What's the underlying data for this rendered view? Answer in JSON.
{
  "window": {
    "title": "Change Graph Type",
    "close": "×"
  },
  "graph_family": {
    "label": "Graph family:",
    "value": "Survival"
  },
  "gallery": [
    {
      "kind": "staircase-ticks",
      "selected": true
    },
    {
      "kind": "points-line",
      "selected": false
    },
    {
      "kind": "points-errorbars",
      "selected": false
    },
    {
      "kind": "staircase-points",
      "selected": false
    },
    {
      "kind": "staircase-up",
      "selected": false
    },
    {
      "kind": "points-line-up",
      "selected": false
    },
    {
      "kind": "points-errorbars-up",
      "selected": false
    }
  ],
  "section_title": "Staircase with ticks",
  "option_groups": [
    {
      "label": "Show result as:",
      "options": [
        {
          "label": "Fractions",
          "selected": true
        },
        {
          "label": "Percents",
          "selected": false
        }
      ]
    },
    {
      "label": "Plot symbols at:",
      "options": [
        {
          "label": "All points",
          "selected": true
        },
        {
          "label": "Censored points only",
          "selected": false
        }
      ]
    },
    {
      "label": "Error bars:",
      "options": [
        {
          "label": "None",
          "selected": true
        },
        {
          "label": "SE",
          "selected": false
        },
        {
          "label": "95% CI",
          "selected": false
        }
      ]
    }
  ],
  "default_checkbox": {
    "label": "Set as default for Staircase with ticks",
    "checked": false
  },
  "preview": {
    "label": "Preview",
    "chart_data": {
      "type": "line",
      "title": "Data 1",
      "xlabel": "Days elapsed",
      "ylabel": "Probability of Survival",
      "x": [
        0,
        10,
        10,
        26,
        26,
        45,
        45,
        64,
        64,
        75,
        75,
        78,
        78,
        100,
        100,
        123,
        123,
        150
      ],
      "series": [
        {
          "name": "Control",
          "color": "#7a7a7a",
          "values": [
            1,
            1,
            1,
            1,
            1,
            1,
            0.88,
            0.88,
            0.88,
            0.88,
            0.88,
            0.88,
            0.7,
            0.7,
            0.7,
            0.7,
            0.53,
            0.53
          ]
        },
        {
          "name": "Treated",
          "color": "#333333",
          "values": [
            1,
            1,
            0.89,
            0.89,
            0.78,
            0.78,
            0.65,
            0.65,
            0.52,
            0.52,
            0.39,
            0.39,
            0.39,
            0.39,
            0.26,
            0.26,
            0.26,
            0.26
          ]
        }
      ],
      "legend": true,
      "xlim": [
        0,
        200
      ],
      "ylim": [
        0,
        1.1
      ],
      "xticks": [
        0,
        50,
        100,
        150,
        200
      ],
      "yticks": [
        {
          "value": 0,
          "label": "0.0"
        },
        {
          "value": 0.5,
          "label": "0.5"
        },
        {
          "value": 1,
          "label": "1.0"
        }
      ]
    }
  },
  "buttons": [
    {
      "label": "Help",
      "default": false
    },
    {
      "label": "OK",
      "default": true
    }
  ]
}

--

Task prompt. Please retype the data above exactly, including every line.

Output below.
What's the underlying data for this rendered view? Answer in JSON.
{
  "window": {
    "title": "Change Graph Type",
    "close": "×"
  },
  "graph_family": {
    "label": "Graph family:",
    "value": "Survival"
  },
  "gallery": [
    {
      "kind": "staircase-ticks",
      "selected": true
    },
    {
      "kind": "points-line",
      "selected": false
    },
    {
      "kind": "points-errorbars",
      "selected": false
    },
    {
      "kind": "staircase-points",
      "selected": false
    },
    {
      "kind": "staircase-up",
      "selected": false
    },
    {
      "kind": "points-line-up",
      "selected": false
    },
    {
      "kind": "points-errorbars-up",
      "selected": false
    }
  ],
  "section_title": "Staircase with ticks",
  "option_groups": [
    {
      "label": "Show result as:",
      "options": [
        {
          "label": "Fractions",
          "selected": true
        },
        {
          "label": "Percents",
          "selected": false
        }
      ]
    },
    {
      "label": "Plot symbols at:",
      "options": [
        {
          "label": "All points",
          "selected": true
        },
        {
          "label": "Censored points only",
          "selected": false
        }
      ]
    },
    {
      "label": "Error bars:",
      "options": [
        {
          "label": "None",
          "selected": true
        },
        {
          "label": "SE",
          "selected": false
        },
        {
          "label": "95% CI",
          "selected": false
        }
      ]
    }
  ],
  "default_checkbox": {
    "label": "Set as default for Staircase with ticks",
    "checked": false
  },
  "preview": {
    "label": "Preview",
    "chart_data": {
      "type": "line",
      "title": "Data 1",
      "xlabel": "Days elapsed",
      "ylabel": "Probability of Survival",
      "x": [
        0,
        10,
        10,
        26,
        26,
        45,
        45,
        64,
        64,
        75,
        75,
        78,
        78,
        100,
        100,
        123,
        123,
        150
      ],
      "series": [
        {
          "name": "Control",
          "color": "#7a7a7a",
          "values": [
            1,
            1,
            1,
            1,
            1,
            1,
            0.88,
            0.88,
            0.88,
            0.88,
            0.88,
            0.88,
            0.7,
            0.7,
            0.7,
            0.7,
            0.53,
            0.53
          ]
        },
        {
          "name": "Treated",
          "color": "#333333",
          "values": [
            1,
            1,
            0.89,
            0.89,
            0.78,
            0.78,
            0.65,
            0.65,
            0.52,
            0.52,
            0.39,
            0.39,
            0.39,
            0.39,
            0.26,
            0.26,
            0.26,
            0.26
          ]
        }
      ],
      "legend": true,
      "xlim": [
        0,
        200
      ],
      "ylim": [
        0,
        1.1
      ],
      "xticks": [
        0,
        50,
        100,
        150,
        200
      ],
      "yticks": [
        {
          "value": 0,
          "label": "0.0"
        },
        {
          "value": 0.5,
          "label": "0.5"
        },
        {
          "value": 1,
          "label": "1.0"
        }
      ]
    }
  },
  "buttons": [
    {
      "label": "Help",
      "default": false
    },
    {
      "label": "OK",
      "default": true
    }
  ]
}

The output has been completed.